--- Problem to work on ---
When you write out the records, keep every line exactly as it is.

--- Records for this task ---
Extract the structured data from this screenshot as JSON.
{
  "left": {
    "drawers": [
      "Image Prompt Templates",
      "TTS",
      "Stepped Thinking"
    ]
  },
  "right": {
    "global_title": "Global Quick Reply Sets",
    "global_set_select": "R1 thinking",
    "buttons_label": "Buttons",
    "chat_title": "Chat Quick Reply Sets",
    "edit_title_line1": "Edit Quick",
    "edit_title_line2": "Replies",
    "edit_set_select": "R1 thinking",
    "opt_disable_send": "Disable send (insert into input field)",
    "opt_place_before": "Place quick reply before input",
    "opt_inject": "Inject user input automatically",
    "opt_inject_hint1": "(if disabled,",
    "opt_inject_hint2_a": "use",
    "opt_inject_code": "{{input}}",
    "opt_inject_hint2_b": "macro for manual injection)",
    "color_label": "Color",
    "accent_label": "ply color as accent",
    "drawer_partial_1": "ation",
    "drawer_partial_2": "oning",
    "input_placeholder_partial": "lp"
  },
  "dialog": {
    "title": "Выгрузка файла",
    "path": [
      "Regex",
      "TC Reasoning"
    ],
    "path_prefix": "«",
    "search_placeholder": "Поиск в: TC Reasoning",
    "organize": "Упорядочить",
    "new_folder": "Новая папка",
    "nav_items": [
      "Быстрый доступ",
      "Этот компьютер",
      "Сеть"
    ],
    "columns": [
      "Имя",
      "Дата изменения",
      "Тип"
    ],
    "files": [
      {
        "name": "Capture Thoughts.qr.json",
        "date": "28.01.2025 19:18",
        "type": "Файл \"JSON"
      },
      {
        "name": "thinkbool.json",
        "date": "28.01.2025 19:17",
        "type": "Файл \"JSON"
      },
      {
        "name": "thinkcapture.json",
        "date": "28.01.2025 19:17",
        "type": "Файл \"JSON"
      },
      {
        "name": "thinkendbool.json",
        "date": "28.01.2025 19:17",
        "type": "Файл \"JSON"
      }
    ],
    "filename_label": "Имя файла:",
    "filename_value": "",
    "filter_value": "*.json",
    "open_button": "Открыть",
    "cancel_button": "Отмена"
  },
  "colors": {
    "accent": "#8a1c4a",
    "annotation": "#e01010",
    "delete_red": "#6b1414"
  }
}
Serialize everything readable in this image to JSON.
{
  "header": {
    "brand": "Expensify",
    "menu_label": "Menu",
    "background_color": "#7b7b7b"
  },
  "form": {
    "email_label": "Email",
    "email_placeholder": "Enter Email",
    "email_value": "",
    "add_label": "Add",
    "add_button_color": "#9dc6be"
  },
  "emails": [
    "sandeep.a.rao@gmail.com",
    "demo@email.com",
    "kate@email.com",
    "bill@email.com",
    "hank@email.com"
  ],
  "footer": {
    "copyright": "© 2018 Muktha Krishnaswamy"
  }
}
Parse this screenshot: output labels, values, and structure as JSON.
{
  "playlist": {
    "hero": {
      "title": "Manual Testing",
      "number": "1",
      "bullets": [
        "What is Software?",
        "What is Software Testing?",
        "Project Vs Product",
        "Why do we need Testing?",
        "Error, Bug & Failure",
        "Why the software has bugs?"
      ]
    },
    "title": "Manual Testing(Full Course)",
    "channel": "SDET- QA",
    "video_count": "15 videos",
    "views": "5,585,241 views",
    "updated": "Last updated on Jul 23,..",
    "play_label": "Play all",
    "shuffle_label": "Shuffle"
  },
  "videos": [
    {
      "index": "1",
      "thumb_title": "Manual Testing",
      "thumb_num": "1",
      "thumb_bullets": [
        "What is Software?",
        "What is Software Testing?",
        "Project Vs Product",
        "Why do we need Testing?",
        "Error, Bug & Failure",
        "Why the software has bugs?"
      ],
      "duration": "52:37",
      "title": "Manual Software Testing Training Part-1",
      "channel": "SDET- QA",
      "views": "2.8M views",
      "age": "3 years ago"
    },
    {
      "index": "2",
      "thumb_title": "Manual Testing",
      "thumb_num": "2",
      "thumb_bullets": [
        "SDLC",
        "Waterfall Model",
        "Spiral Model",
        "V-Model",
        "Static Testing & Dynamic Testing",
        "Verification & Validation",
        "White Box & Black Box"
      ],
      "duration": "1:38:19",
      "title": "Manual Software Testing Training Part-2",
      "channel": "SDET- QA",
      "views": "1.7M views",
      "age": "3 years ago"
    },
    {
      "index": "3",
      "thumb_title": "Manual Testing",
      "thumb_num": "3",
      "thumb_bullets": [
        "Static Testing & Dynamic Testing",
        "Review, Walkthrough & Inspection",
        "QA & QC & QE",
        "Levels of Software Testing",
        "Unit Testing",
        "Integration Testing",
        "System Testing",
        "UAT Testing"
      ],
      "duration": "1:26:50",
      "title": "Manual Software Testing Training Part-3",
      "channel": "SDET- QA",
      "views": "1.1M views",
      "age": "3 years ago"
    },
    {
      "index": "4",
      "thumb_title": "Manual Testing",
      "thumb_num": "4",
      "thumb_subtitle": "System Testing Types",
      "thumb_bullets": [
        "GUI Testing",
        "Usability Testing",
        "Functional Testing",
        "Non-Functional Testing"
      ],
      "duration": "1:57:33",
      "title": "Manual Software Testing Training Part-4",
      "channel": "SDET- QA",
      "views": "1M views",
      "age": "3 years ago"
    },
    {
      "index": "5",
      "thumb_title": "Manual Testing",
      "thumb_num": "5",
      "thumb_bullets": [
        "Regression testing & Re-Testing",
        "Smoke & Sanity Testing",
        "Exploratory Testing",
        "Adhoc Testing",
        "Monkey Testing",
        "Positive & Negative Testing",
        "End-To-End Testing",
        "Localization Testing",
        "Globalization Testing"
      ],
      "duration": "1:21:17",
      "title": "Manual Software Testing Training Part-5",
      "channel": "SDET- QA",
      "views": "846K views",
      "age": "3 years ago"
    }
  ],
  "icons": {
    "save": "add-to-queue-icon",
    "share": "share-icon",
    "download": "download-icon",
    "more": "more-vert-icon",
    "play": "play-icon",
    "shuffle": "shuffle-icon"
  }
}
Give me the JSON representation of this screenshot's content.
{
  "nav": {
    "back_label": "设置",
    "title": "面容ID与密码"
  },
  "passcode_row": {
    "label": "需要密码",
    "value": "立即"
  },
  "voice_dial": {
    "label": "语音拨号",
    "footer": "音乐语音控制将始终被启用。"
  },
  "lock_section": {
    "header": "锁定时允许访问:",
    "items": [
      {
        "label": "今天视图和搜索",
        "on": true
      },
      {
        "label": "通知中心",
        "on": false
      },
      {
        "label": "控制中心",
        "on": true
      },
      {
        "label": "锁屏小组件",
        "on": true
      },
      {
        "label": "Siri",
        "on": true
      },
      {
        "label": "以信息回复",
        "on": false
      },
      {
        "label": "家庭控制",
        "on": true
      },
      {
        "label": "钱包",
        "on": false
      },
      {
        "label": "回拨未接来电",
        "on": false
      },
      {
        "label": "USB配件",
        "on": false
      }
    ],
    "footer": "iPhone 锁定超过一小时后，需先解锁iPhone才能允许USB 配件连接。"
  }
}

--- Reply ---
Extract the structured data from this screenshot as JSON.
{
  "left": {
    "drawers": [
      "Image Prompt Templates",
      "TTS",
      "Stepped Thinking"
    ]
  },
  "right": {
    "global_title": "Global Quick Reply Sets",
    "global_set_select": "R1 thinking",
    "buttons_label": "Buttons",
    "chat_title": "Chat Quick Reply Sets",
    "edit_title_line1": "Edit Quick",
    "edit_title_line2": "Replies",
    "edit_set_select": "R1 thinking",
    "opt_disable_send": "Disable send (insert into input field)",
    "opt_place_before": "Place quick reply before input",
    "opt_inject": "Inject user input automatically",
    "opt_inject_hint1": "(if disabled,",
    "opt_inject_hint2_a": "use",
    "opt_inject_code": "{{input}}",
    "opt_inject_hint2_b": "macro for manual injection)",
    "color_label": "Color",
    "accent_label": "ply color as accent",
    "drawer_partial_1": "ation",
    "drawer_partial_2": "oning",
    "input_placeholder_partial": "lp"
  },
  "dialog": {
    "title": "Выгрузка файла",
    "path": [
      "Regex",
      "TC Reasoning"
    ],
    "path_prefix": "«",
    "search_placeholder": "Поиск в: TC Reasoning",
    "organize": "Упорядочить",
    "new_folder": "Новая папка",
    "nav_items": [
      "Быстрый доступ",
      "Этот компьютер",
      "Сеть"
    ],
    "columns": [
      "Имя",
      "Дата изменения",
      "Тип"
    ],
    "files": [
      {
        "name": "Capture Thoughts.qr.json",
        "date": "28.01.2025 19:18",
        "type": "Файл \"JSON"
      },
      {
        "name": "thinkbool.json",
        "date": "28.01.2025 19:17",
        "type": "Файл \"JSON"
      },
      {
        "name": "thinkcapture.json",
        "date": "28.01.2025 19:17",
        "type": "Файл \"JSON"
      },
      {
        "name": "thinkendbool.json",
        "date": "28.01.2025 19:17",
        "type": "Файл \"JSON"
      }
    ],
    "filename_label": "Имя файла:",
    "filename_value": "",
    "filter_value": "*.json",
    "open_button": "Открыть",
    "cancel_button": "Отмена"
  },
  "colors": {
    "accent": "#8a1c4a",
    "annotation": "#e01010",
    "delete_red": "#6b1414"
  }
}
Serialize everything readable in this image to JSON.
{
  "header": {
    "brand": "Expensify",
    "menu_label": "Menu",
    "background_color": "#7b7b7b"
  },
  "form": {
    "email_label": "Email",
    "email_placeholder": "Enter Email",
    "email_value": "",
    "add_label": "Add",
    "add_button_color": "#9dc6be"
  },
  "emails": [
    "sandeep.a.rao@gmail.com",
    "demo@email.com",
    "kate@email.com",
    "bill@email.com",
    "hank@email.com"
  ],
  "footer": {
    "copyright": "© 2018 Muktha Krishnaswamy"
  }
}
Parse this screenshot: output labels, values, and structure as JSON.
{
  "playlist": {
    "hero": {
      "title": "Manual Testing",
      "number": "1",
      "bullets": [
        "What is Software?",
        "What is Software Testing?",
        "Project Vs Product",
        "Why do we need Testing?",
        "Error, Bug & Failure",
        "Why the software has bugs?"
      ]
    },
    "title": "Manual Testing(Full Course)",
    "channel": "SDET- QA",
    "video_count": "15 videos",
    "views": "5,585,241 views",
    "updated": "Last updated on Jul 23,..",
    "play_label": "Play all",
    "shuffle_label": "Shuffle"
  },
  "videos": [
    {
      "index": "1",
      "thumb_title": "Manual Testing",
      "thumb_num": "1",
      "thumb_bullets": [
        "What is Software?",
        "What is Software Testing?",
        "Project Vs Product",
        "Why do we need Testing?",
        "Error, Bug & Failure",
        "Why the software has bugs?"
      ],
      "duration": "52:37",
      "title": "Manual Software Testing Training Part-1",
      "channel": "SDET- QA",
      "views": "2.8M views",
      "age": "3 years ago"
    },
    {
      "index": "2",
      "thumb_title": "Manual Testing",
      "thumb_num": "2",
      "thumb_bullets": [
        "SDLC",
        "Waterfall Model",
        "Spiral Model",
        "V-Model",
        "Static Testing & Dynamic Testing",
        "Verification & Validation",
        "White Box & Black Box"
      ],
      "duration": "1:38:19",
      "title": "Manual Software Testing Training Part-2",
      "channel": "SDET- QA",
      "views": "1.7M views",
      "age": "3 years ago"
    },
    {
      "index": "3",
      "thumb_title": "Manual Testing",
      "thumb_num": "3",
      "thumb_bullets": [
        "Static Testing & Dynamic Testing",
        "Review, Walkthrough & Inspection",
        "QA & QC & QE",
        "Levels of Software Testing",
        "Unit Testing",
        "Integration Testing",
        "System Testing",
        "UAT Testing"
      ],
      "duration": "1:26:50",
      "title": "Manual Software Testing Training Part-3",
      "channel": "SDET- QA",
      "views": "1.1M views",
      "age": "3 years ago"
    },
    {
      "index": "4",
      "thumb_title": "Manual Testing",
      "thumb_num": "4",
      "thumb_subtitle": "System Testing Types",
      "thumb_bullets": [
        "GUI Testing",
        "Usability Testing",
        "Functional Testing",
        "Non-Functional Testing"
      ],
      "duration": "1:57:33",
      "title": "Manual Software Testing Training Part-4",
      "channel": "SDET- QA",
      "views": "1M views",
      "age": "3 years ago"
    },
    {
      "index": "5",
      "thumb_title": "Manual Testing",
      "thumb_num": "5",
      "thumb_bullets": [
        "Regression testing & Re-Testing",
        "Smoke & Sanity Testing",
        "Exploratory Testing",
        "Adhoc Testing",
        "Monkey Testing",
        "Positive & Negative Testing",
        "End-To-End Testing",
        "Localization Testing",
        "Globalization Testing"
      ],
      "duration": "1:21:17",
      "title": "Manual Software Testing Training Part-5",
      "channel": "SDET- QA",
      "views": "846K views",
      "age": "3 years ago"
    }
  ],
  "icons": {
    "save": "add-to-queue-icon",
    "share": "share-icon",
    "download": "download-icon",
    "more": "more-vert-icon",
    "play": "play-icon",
    "shuffle": "shuffle-icon"
  }
}
Give me the JSON representation of this screenshot's content.
{
  "nav": {
    "back_label": "设置",
    "title": "面容ID与密码"
  },
  "passcode_row": {
    "label": "需要密码",
    "value": "立即"
  },
  "voice_dial": {
    "label": "语音拨号",
    "footer": "音乐语音控制将始终被启用。"
  },
  "lock_section": {
    "header": "锁定时允许访问:",
    "items": [
      {
        "label": "今天视图和搜索",
        "on": true
      },
      {
        "label": "通知中心",
        "on": false
      },
      {
        "label": "控制中心",
        "on": true
      },
      {
        "label": "锁屏小组件",
        "on": true
      },
      {
        "label": "Siri",
        "on": true
      },
      {
        "label": "以信息回复",
        "on": false
      },
      {
        "label": "家庭控制",
        "on": true
      },
      {
        "label": "钱包",
        "on": false
      },
      {
        "label": "回拨未接来电",
        "on": false
      },
      {
        "label": "USB配件",
        "on": false
      }
    ],
    "footer": "iPhone 锁定超过一小时后，需先解锁iPhone才能允许USB 配件连接。"
  }
}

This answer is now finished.